[Items from an interface collection]

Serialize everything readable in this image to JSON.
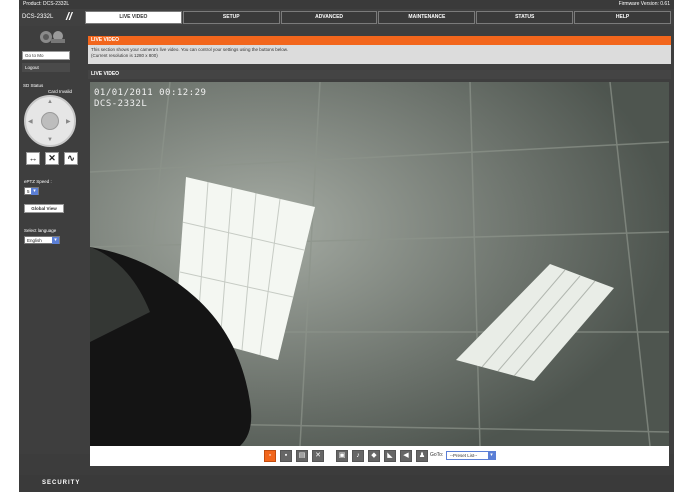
{
  "topbar": {
    "product": "Product: DCS-2332L",
    "firmware": "Firmware Version: 0.61"
  },
  "header": {
    "model": "DCS-2332L",
    "slashes": "//"
  },
  "tabs": [
    {
      "label": "LIVE VIDEO",
      "active": true
    },
    {
      "label": "SETUP",
      "active": false
    },
    {
      "label": "ADVANCED",
      "active": false
    },
    {
      "label": "MAINTENANCE",
      "active": false
    },
    {
      "label": "STATUS",
      "active": false
    },
    {
      "label": "HELP",
      "active": false
    }
  ],
  "sidebar": {
    "user_label": "Go to Mo",
    "logout_label": "Logout",
    "sd_status": "SD Status",
    "card_status": "Card Invalid",
    "ptz_speed_label": "ePTZ Speed :",
    "ptz_speed_value": "5",
    "global_view": "Global View",
    "language_label": "Select language",
    "language_value": "English"
  },
  "main": {
    "section_title": "LIVE VIDEO",
    "info_line1": "This section shows your camera's live video. You can control your settings using the buttons below.",
    "info_line2": "(Current resolution is 1280 x 800)",
    "live_video_title": "LIVE VIDEO",
    "osd_datetime": "01/01/2011 00:12:29",
    "osd_name": "DCS-2332L"
  },
  "controls": {
    "goto_label": "GoTo:",
    "preset_value": "--Preset List--",
    "icons": [
      "snapshot-icon",
      "record-icon",
      "storage-icon",
      "fullscreen-icon",
      "digital-zoom-icon",
      "listen-icon",
      "talk-icon",
      "audio-icon",
      "volume-icon",
      "mic-icon"
    ]
  },
  "footer": {
    "label": "SECURITY"
  },
  "colors": {
    "accent": "#f2661c",
    "dark": "#3c3c3c",
    "select": "#5b7fd6"
  }
}
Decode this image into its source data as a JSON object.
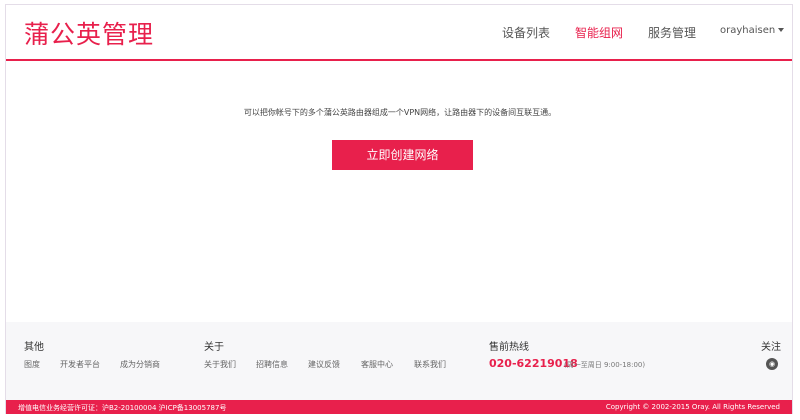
{
  "header": {
    "logo": "蒲公英管理",
    "nav": [
      "设备列表",
      "智能组网",
      "服务管理"
    ],
    "user": "orayhaisen"
  },
  "main": {
    "intro": "可以把你帐号下的多个蒲公英路由器组成一个VPN网络，让路由器下的设备间互联互通。",
    "create_button": "立即创建网络"
  },
  "footer": {
    "other_title": "其他",
    "other_links": [
      "图度",
      "开发者平台",
      "成为分销商"
    ],
    "about_title": "关于",
    "about_links": [
      "关于我们",
      "招聘信息",
      "建议反馈",
      "客服中心",
      "联系我们"
    ],
    "hotline_title": "售前热线",
    "hotline_number": "020-62219018",
    "hotline_hours": "(周一至周日 9:00-18:00)",
    "follow_title": "关注",
    "license": "增值电信业务经营许可证：沪B2-20100004 沪ICP备13005787号",
    "copyright": "Copyright © 2002-2015 Oray. All Rights Reserved"
  },
  "colors": {
    "accent": "#e8204c",
    "footer_bg": "#f7f7f9"
  },
  "icons": {
    "follow": "weibo-icon",
    "user_menu": "caret-down-icon"
  }
}
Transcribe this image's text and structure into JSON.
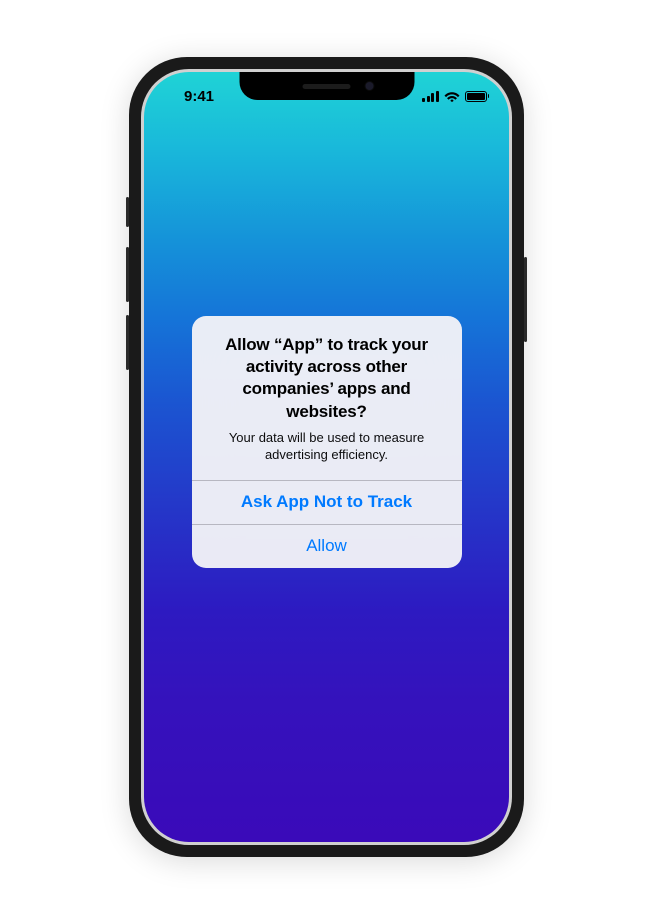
{
  "status_bar": {
    "time": "9:41"
  },
  "alert": {
    "title": "Allow “App” to track your activity across other companies’ apps and websites?",
    "message": "Your data will be used to measure advertising efficiency.",
    "buttons": {
      "deny": "Ask App Not to Track",
      "allow": "Allow"
    }
  }
}
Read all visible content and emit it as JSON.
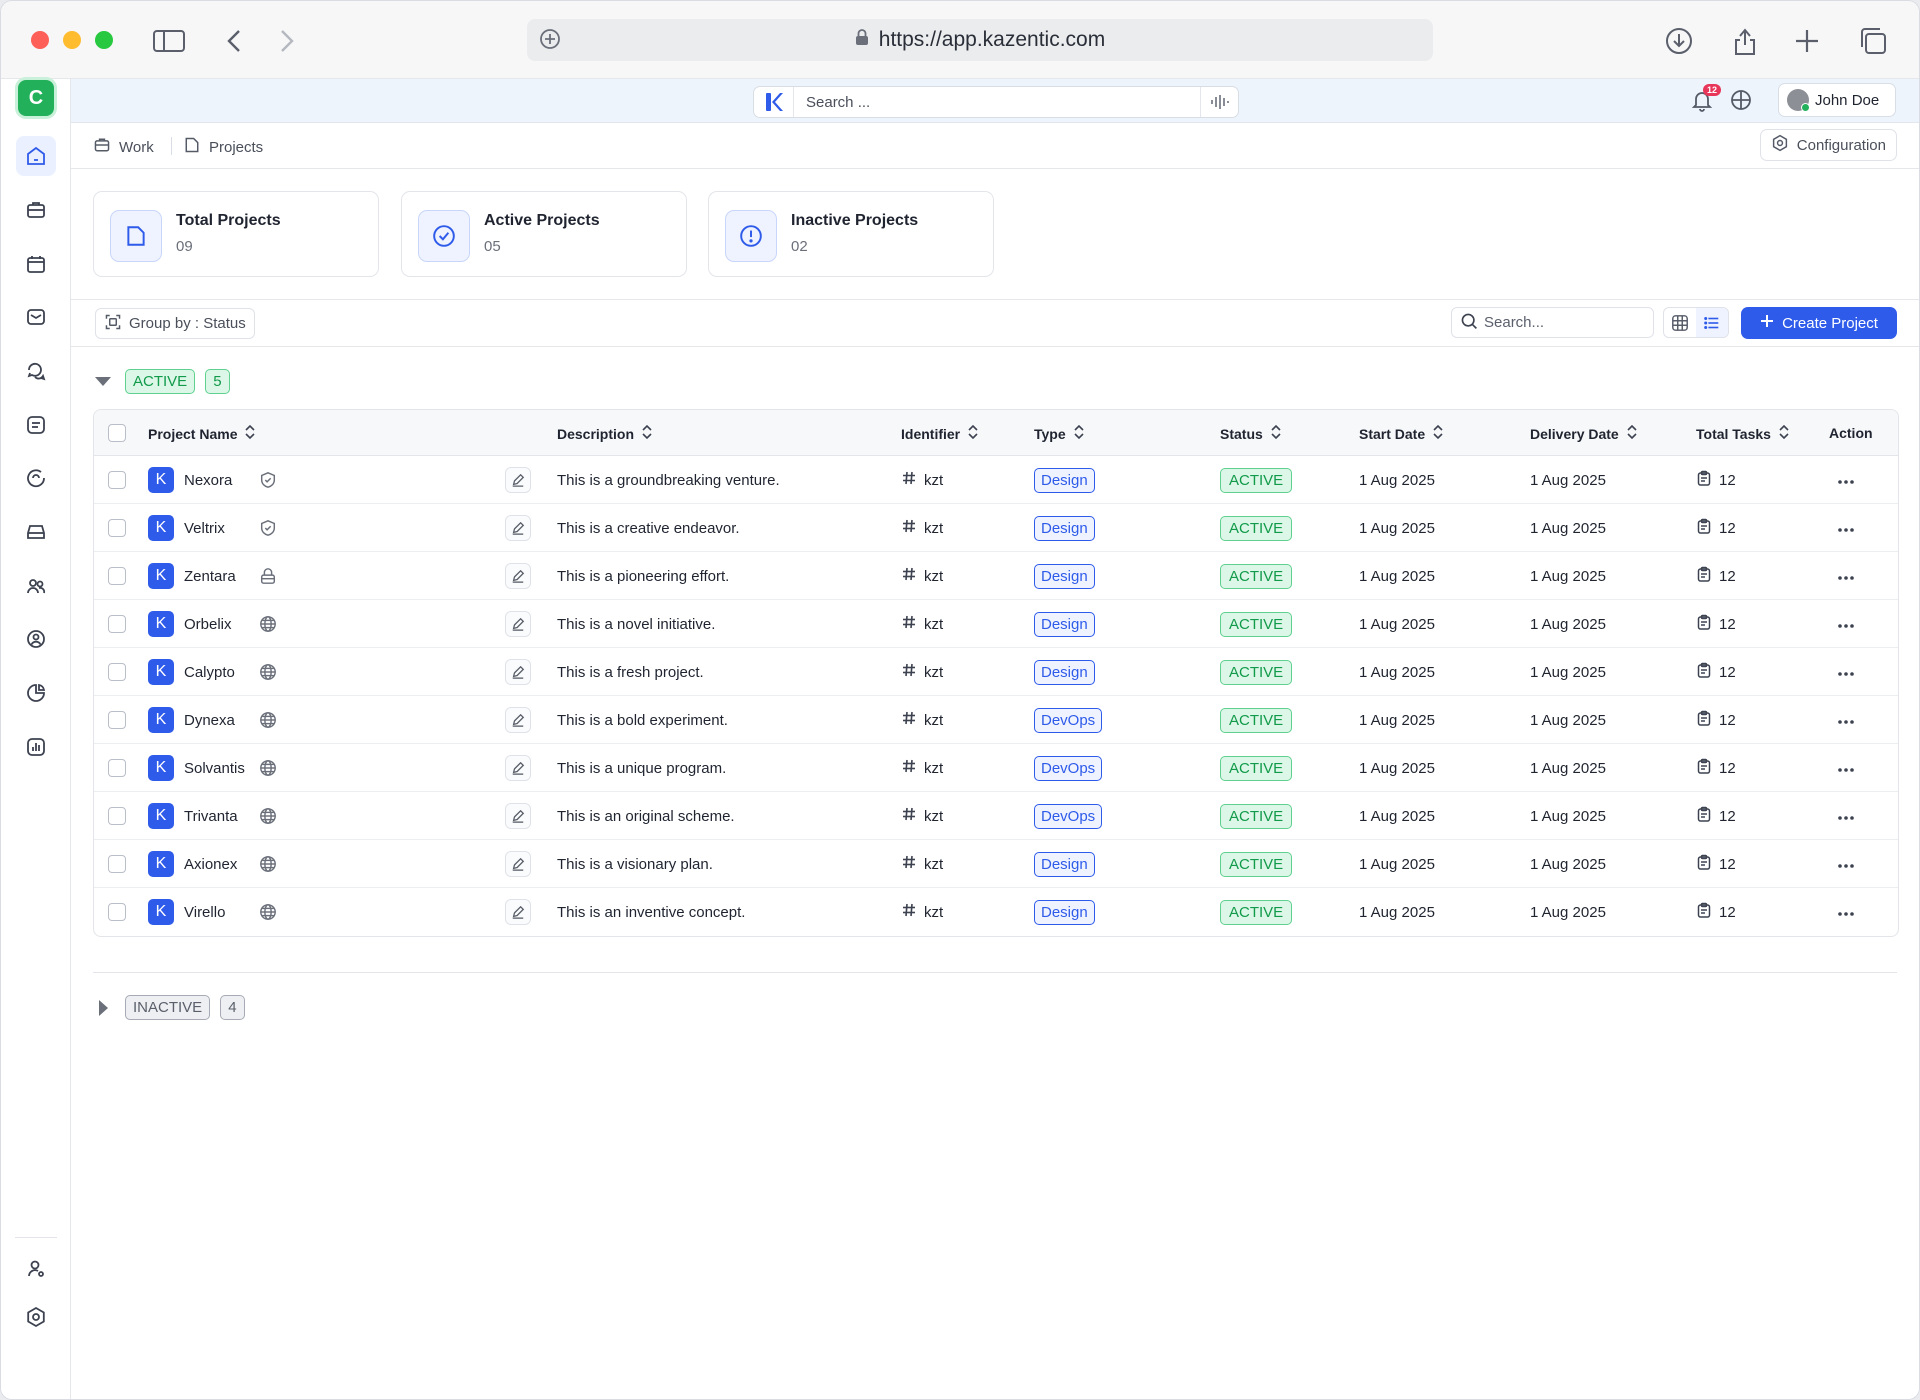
{
  "browser": {
    "url": "https://app.kazentic.com"
  },
  "app": {
    "workspace_initial": "C",
    "search_placeholder": "Search ...",
    "notification_count": "12",
    "user_name": "John Doe",
    "accent_color": "#2f5bea",
    "success_color": "#22b05a"
  },
  "breadcrumb": {
    "work": "Work",
    "projects": "Projects"
  },
  "configuration_label": "Configuration",
  "stats": [
    {
      "title": "Total Projects",
      "value": "09",
      "icon": "folder-icon"
    },
    {
      "title": "Active Projects",
      "value": "05",
      "icon": "check-circle-icon"
    },
    {
      "title": "Inactive Projects",
      "value": "02",
      "icon": "alert-circle-icon"
    }
  ],
  "toolbar": {
    "group_by": "Group by : Status",
    "search_placeholder": "Search...",
    "create_label": "Create Project"
  },
  "groups": {
    "active": {
      "label": "ACTIVE",
      "count": "5"
    },
    "inactive": {
      "label": "INACTIVE",
      "count": "4"
    }
  },
  "table": {
    "columns": {
      "name": "Project Name",
      "description": "Description",
      "identifier": "Identifier",
      "type": "Type",
      "status": "Status",
      "start": "Start Date",
      "delivery": "Delivery Date",
      "tasks": "Total Tasks",
      "action": "Action"
    },
    "rows": [
      {
        "logo": "K",
        "name": "Nexora",
        "privacy_icon": "shield-icon",
        "description": "This is a groundbreaking venture.",
        "identifier": "kzt",
        "type": "Design",
        "status": "ACTIVE",
        "start": "1 Aug 2025",
        "delivery": "1 Aug 2025",
        "tasks": "12"
      },
      {
        "logo": "K",
        "name": "Veltrix",
        "privacy_icon": "shield-icon",
        "description": "This is a creative endeavor.",
        "identifier": "kzt",
        "type": "Design",
        "status": "ACTIVE",
        "start": "1 Aug 2025",
        "delivery": "1 Aug 2025",
        "tasks": "12"
      },
      {
        "logo": "K",
        "name": "Zentara",
        "privacy_icon": "lock-icon",
        "description": "This is a pioneering effort.",
        "identifier": "kzt",
        "type": "Design",
        "status": "ACTIVE",
        "start": "1 Aug 2025",
        "delivery": "1 Aug 2025",
        "tasks": "12"
      },
      {
        "logo": "K",
        "name": "Orbelix",
        "privacy_icon": "globe-icon",
        "description": "This is a novel initiative.",
        "identifier": "kzt",
        "type": "Design",
        "status": "ACTIVE",
        "start": "1 Aug 2025",
        "delivery": "1 Aug 2025",
        "tasks": "12"
      },
      {
        "logo": "K",
        "name": "Calypto",
        "privacy_icon": "globe-icon",
        "description": "This is a fresh project.",
        "identifier": "kzt",
        "type": "Design",
        "status": "ACTIVE",
        "start": "1 Aug 2025",
        "delivery": "1 Aug 2025",
        "tasks": "12"
      },
      {
        "logo": "K",
        "name": "Dynexa",
        "privacy_icon": "globe-icon",
        "description": "This is a bold experiment.",
        "identifier": "kzt",
        "type": "DevOps",
        "status": "ACTIVE",
        "start": "1 Aug 2025",
        "delivery": "1 Aug 2025",
        "tasks": "12"
      },
      {
        "logo": "K",
        "name": "Solvantis",
        "privacy_icon": "globe-icon",
        "description": "This is a unique program.",
        "identifier": "kzt",
        "type": "DevOps",
        "status": "ACTIVE",
        "start": "1 Aug 2025",
        "delivery": "1 Aug 2025",
        "tasks": "12"
      },
      {
        "logo": "K",
        "name": "Trivanta",
        "privacy_icon": "globe-icon",
        "description": "This is an original scheme.",
        "identifier": "kzt",
        "type": "DevOps",
        "status": "ACTIVE",
        "start": "1 Aug 2025",
        "delivery": "1 Aug 2025",
        "tasks": "12"
      },
      {
        "logo": "K",
        "name": "Axionex",
        "privacy_icon": "globe-icon",
        "description": "This is a visionary plan.",
        "identifier": "kzt",
        "type": "Design",
        "status": "ACTIVE",
        "start": "1 Aug 2025",
        "delivery": "1 Aug 2025",
        "tasks": "12"
      },
      {
        "logo": "K",
        "name": "Virello",
        "privacy_icon": "globe-icon",
        "description": "This is an inventive concept.",
        "identifier": "kzt",
        "type": "Design",
        "status": "ACTIVE",
        "start": "1 Aug 2025",
        "delivery": "1 Aug 2025",
        "tasks": "12"
      }
    ]
  }
}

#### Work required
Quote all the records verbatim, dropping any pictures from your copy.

#### Response below
Serialize everything readable in this image to JSON.
{
  "topbar": {
    "product": "Product: DCS-2332L",
    "firmware": "Firmware Version: 0.61"
  },
  "header": {
    "model": "DCS-2332L",
    "slashes": "//"
  },
  "tabs": [
    {
      "label": "LIVE VIDEO",
      "active": true
    },
    {
      "label": "SETUP",
      "active": false
    },
    {
      "label": "ADVANCED",
      "active": false
    },
    {
      "label": "MAINTENANCE",
      "active": false
    },
    {
      "label": "STATUS",
      "active": false
    },
    {
      "label": "HELP",
      "active": false
    }
  ],
  "sidebar": {
    "user_label": "Go to Mo",
    "logout_label": "Logout",
    "sd_status": "SD Status",
    "card_status": "Card Invalid",
    "ptz_speed_label": "ePTZ Speed :",
    "ptz_speed_value": "5",
    "global_view": "Global View",
    "language_label": "Select language",
    "language_value": "English"
  },
  "main": {
    "section_title": "LIVE VIDEO",
    "info_line1": "This section shows your camera's live video. You can control your settings using the buttons below.",
    "info_line2": "(Current resolution is 1280 x 800)",
    "live_video_title": "LIVE VIDEO",
    "osd_datetime": "01/01/2011 00:12:29",
    "osd_name": "DCS-2332L"
  },
  "controls": {
    "goto_label": "GoTo:",
    "preset_value": "--Preset List--",
    "icons": [
      "snapshot-icon",
      "record-icon",
      "storage-icon",
      "fullscreen-icon",
      "digital-zoom-icon",
      "listen-icon",
      "talk-icon",
      "audio-icon",
      "volume-icon",
      "mic-icon"
    ]
  },
  "footer": {
    "label": "SECURITY"
  },
  "colors": {
    "accent": "#f2661c",
    "dark": "#3c3c3c",
    "select": "#5b7fd6"
  }
}
Decode this image into its source data as a JSON object.
{
  "header": {
    "logo": "蒲公英管理",
    "nav": [
      "设备列表",
      "智能组网",
      "服务管理"
    ],
    "user": "orayhaisen"
  },
  "main": {
    "intro": "可以把你帐号下的多个蒲公英路由器组成一个VPN网络，让路由器下的设备间互联互通。",
    "create_button": "立即创建网络"
  },
  "footer": {
    "other_title": "其他",
    "other_links": [
      "图度",
      "开发者平台",
      "成为分销商"
    ],
    "about_title": "关于",
    "about_links": [
      "关于我们",
      "招聘信息",
      "建议反馈",
      "客服中心",
      "联系我们"
    ],
    "hotline_title": "售前热线",
    "hotline_number": "020-62219018",
    "hotline_hours": "(周一至周日 9:00-18:00)",
    "follow_title": "关注",
    "license": "增值电信业务经营许可证：沪B2-20100004 沪ICP备13005787号",
    "copyright": "Copyright © 2002-2015 Oray. All Rights Reserved"
  },
  "colors": {
    "accent": "#e8204c",
    "footer_bg": "#f7f7f9"
  },
  "icons": {
    "follow": "weibo-icon",
    "user_menu": "caret-down-icon"
  }
}
Transcribe this image's text and structure into JSON.
{
  "status_bar": {
    "time": "9:41"
  },
  "alert": {
    "title": "Allow “App” to track your activity across other companies’ apps and websites?",
    "message": "Your data will be used to measure advertising efficiency.",
    "buttons": {
      "deny": "Ask App Not to Track",
      "allow": "Allow"
    }
  }
}
Read all visible content and emit it as JSON.
{
  "browser": {
    "url": "https://app.kazentic.com"
  },
  "app": {
    "workspace_initial": "C",
    "search_placeholder": "Search ...",
    "notification_count": "12",
    "user_name": "John Doe",
    "accent_color": "#2f5bea",
    "success_color": "#22b05a"
  },
  "breadcrumb": {
    "work": "Work",
    "projects": "Projects"
  },
  "configuration_label": "Configuration",
  "stats": [
    {
      "title": "Total Projects",
      "value": "09",
      "icon": "folder-icon"
    },
    {
      "title": "Active Projects",
      "value": "05",
      "icon": "check-circle-icon"
    },
    {
      "title": "Inactive Projects",
      "value": "02",
      "icon": "alert-circle-icon"
    }
  ],
  "toolbar": {
    "group_by": "Group by : Status",
    "search_placeholder": "Search...",
    "create_label": "Create Project"
  },
  "groups": {
    "active": {
      "label": "ACTIVE",
      "count": "5"
    },
    "inactive": {
      "label": "INACTIVE",
      "count": "4"
    }
  },
  "table": {
    "columns": {
      "name": "Project Name",
      "description": "Description",
      "identifier": "Identifier",
      "type": "Type",
      "status": "Status",
      "start": "Start Date",
      "delivery": "Delivery Date",
      "tasks": "Total Tasks",
      "action": "Action"
    },
    "rows": [
      {
        "logo": "K",
        "name": "Nexora",
        "privacy_icon": "shield-icon",
        "description": "This is a groundbreaking venture.",
        "identifier": "kzt",
        "type": "Design",
        "status": "ACTIVE",
        "start": "1 Aug 2025",
        "delivery": "1 Aug 2025",
        "tasks": "12"
      },
      {
        "logo": "K",
        "name": "Veltrix",
        "privacy_icon": "shield-icon",
        "description": "This is a creative endeavor.",
        "identifier": "kzt",
        "type": "Design",
        "status": "ACTIVE",
        "start": "1 Aug 2025",
        "delivery": "1 Aug 2025",
        "tasks": "12"
      },
      {
        "logo": "K",
        "name": "Zentara",
        "privacy_icon": "lock-icon",
        "description": "This is a pioneering effort.",
        "identifier": "kzt",
        "type": "Design",
        "status": "ACTIVE",
        "start": "1 Aug 2025",
        "delivery": "1 Aug 2025",
        "tasks": "12"
      },
      {
        "logo": "K",
        "name": "Orbelix",
        "privacy_icon": "globe-icon",
        "description": "This is a novel initiative.",
        "identifier": "kzt",
        "type": "Design",
        "status": "ACTIVE",
        "start": "1 Aug 2025",
        "delivery": "1 Aug 2025",
        "tasks": "12"
      },
      {
        "logo": "K",
        "name": "Calypto",
        "privacy_icon": "globe-icon",
        "description": "This is a fresh project.",
        "identifier": "kzt",
        "type": "Design",
        "status": "ACTIVE",
        "start": "1 Aug 2025",
        "delivery": "1 Aug 2025",
        "tasks": "12"
      },
      {
        "logo": "K",
        "name": "Dynexa",
        "privacy_icon": "globe-icon",
        "description": "This is a bold experiment.",
        "identifier": "kzt",
        "type": "DevOps",
        "status": "ACTIVE",
        "start": "1 Aug 2025",
        "delivery": "1 Aug 2025",
        "tasks": "12"
      },
      {
        "logo": "K",
        "name": "Solvantis",
        "privacy_icon": "globe-icon",
        "description": "This is a unique program.",
        "identifier": "kzt",
        "type": "DevOps",
        "status": "ACTIVE",
        "start": "1 Aug 2025",
        "delivery": "1 Aug 2025",
        "tasks": "12"
      },
      {
        "logo": "K",
        "name": "Trivanta",
        "privacy_icon": "globe-icon",
        "description": "This is an original scheme.",
        "identifier": "kzt",
        "type": "DevOps",
        "status": "ACTIVE",
        "start": "1 Aug 2025",
        "delivery": "1 Aug 2025",
        "tasks": "12"
      },
      {
        "logo": "K",
        "name": "Axionex",
        "privacy_icon": "globe-icon",
        "description": "This is a visionary plan.",
        "identifier": "kzt",
        "type": "Design",
        "status": "ACTIVE",
        "start": "1 Aug 2025",
        "delivery": "1 Aug 2025",
        "tasks": "12"
      },
      {
        "logo": "K",
        "name": "Virello",
        "privacy_icon": "globe-icon",
        "description": "This is an inventive concept.",
        "identifier": "kzt",
        "type": "Design",
        "status": "ACTIVE",
        "start": "1 Aug 2025",
        "delivery": "1 Aug 2025",
        "tasks": "12"
      }
    ]
  }
}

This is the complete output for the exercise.